Amid a backdrop of moderately positive economic growth, demand for commercial space is rising and availability is declining across all property types. A main driver of the rebound comes from low levels of new construction in recent years, which have prevented a run-up in supply. The other drivers are rising employment in office-using industries, increased international trade, and a housing market which has turned many owners into renters.
On the investment side, sales volume has been growing, along with rising prices and declining cap rates. According to Real Capital Analytics, more than 13,000 major properties valued at $2.5 million or higher traded hands in 2011. Sales volume increased 51 percent over 2010 to $205.8 billion, with the lion’s share of lending funds coming from big banks.
However, the investment market remains split along property values, due to the new lending environment. This is especially pertinent for small businesses and investors looking for properties in secondary and tertiary markets. In the wake of the post 2008-09 recession shakeout and new regulatory environment, large banks have been reluctant to underwrite commercial real estate investments. In addition, smaller local and community banks, whose concentration of commercial properties composed a large portion of their portfolios, have also taken steps to reduce their exposure.
According to the REALTORS® 2012 Commercial Lending Survey, almost 70.0 percent of REALTORS® in commercial reported having a deal fail due to financing issues, over the past 12 months. In addition, 75.0 percent of REALTORS® mentioned that lending standards are as tight, or more stringent than a year ago. Adding to tight underwriting, down-payment conditions also require substantial commitment — 72.0 percent of closed sales required a down-payment larger than 20% to secure financing, with 7.0 percent of loans requiring 50%-60% loan-to-value ratios. Not surprisingly, cash transactions accounted for almost 30.0 percent of sales.
The main sources of financing for small business and smaller transactions are local banks—accounting for 64.0 percent of closed sales. Private investors and regional banks were the other major sources of funding, with 45.0 percent and 44.0 percent of sales, respectively. The Small Business Administration provided funding for 29.0 percent of closed transactions. By contrast, large national banks represented only 21.0 percent of commercial deals.
Additionally, the survey revealed several issues that continue to hamper commercial properties in smaller markets. A majority of respondents indicated that the net operating income (NOI) of leased or sold properties declined between the fourth quarter of 2007 and the same period in 2011. The NOI declines ranged from 10.0 percent to over 50.0 percent. In turn, REALTORS® report that half of their clients failed to refinance a property over the past 12 months.
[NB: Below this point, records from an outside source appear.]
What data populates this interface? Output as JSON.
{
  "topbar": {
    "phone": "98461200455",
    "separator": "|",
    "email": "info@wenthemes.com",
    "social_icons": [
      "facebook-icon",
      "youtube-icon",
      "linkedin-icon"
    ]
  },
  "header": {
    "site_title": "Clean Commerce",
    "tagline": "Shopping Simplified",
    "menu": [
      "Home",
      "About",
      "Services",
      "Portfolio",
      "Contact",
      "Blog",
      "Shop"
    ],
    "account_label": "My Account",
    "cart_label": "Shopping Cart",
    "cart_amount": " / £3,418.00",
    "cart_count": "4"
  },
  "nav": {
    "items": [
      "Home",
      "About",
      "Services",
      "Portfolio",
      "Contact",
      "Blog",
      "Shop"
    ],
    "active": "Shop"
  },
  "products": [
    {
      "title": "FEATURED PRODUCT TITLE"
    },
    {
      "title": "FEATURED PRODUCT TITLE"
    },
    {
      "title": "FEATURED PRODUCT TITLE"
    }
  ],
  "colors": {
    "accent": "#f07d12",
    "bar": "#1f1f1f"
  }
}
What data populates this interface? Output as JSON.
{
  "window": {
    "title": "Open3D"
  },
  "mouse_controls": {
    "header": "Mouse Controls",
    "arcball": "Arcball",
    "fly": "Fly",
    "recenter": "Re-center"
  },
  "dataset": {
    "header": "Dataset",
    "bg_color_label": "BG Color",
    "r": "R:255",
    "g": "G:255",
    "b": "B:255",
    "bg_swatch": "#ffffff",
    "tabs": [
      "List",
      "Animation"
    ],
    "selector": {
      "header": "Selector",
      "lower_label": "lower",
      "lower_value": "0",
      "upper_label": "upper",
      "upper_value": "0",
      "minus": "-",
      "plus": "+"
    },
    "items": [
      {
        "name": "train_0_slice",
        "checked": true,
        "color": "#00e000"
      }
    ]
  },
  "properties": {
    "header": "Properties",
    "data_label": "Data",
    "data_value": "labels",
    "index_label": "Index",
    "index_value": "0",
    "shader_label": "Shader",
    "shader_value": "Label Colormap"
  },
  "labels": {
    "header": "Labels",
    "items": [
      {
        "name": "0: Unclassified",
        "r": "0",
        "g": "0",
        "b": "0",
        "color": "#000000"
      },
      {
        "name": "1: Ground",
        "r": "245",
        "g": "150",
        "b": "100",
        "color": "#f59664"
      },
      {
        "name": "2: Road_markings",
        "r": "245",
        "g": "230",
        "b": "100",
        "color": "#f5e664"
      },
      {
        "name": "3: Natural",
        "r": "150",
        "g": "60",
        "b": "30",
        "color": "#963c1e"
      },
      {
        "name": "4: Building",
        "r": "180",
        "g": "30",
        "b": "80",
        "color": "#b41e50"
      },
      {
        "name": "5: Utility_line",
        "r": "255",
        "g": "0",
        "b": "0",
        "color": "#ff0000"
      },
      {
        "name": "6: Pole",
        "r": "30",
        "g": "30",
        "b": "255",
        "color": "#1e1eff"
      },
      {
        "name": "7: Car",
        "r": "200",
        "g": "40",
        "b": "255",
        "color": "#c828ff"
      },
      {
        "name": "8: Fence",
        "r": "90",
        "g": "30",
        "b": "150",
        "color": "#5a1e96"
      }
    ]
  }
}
Out of those troubled properties 48.0 percent still failed to refinance, even after owners provided a new or existing property lease with higher NOI (pre-2006 levels).
When asked about the most relevant causes for lack of sufficient bank capital for commercial lending, REALTORS® pointed to the regulatory uncertainty as the number one reason. Reduced NOI, property values and equity came in a close second, followed by new and proposed legislative and regulatory initiatives. Given that the Dodd-Frank Act continues to be the main source of many of those regulations, the restrained level of capital availability is likely to constitute the new normal going forward.
A notable detail of the survey pointed to a significant interest in commercial properties from international investors. International investors have always been attracted to the quality and stable fundamentals of U.S. commercial properties.
After the 2008-09 recession, and given the financial turmoil in the Eurozone, the percentage of cross-border investments in U.S. markets has risen from 6.0 percent in 2009 to 10.0 percent in 2011, based on data from Real Capital Analytics. In comparison, 20.0 percent of REALTORS®’ sales of commercial properties were made to international clients and investors, according to the 2012 survey. An increased interest from cross-border buyers is also likely to be part of the new normal for the short to medium term.
For the full report of the Commercial Lending Survey, visit www.realtor.org/reports/commercial-lending-survey.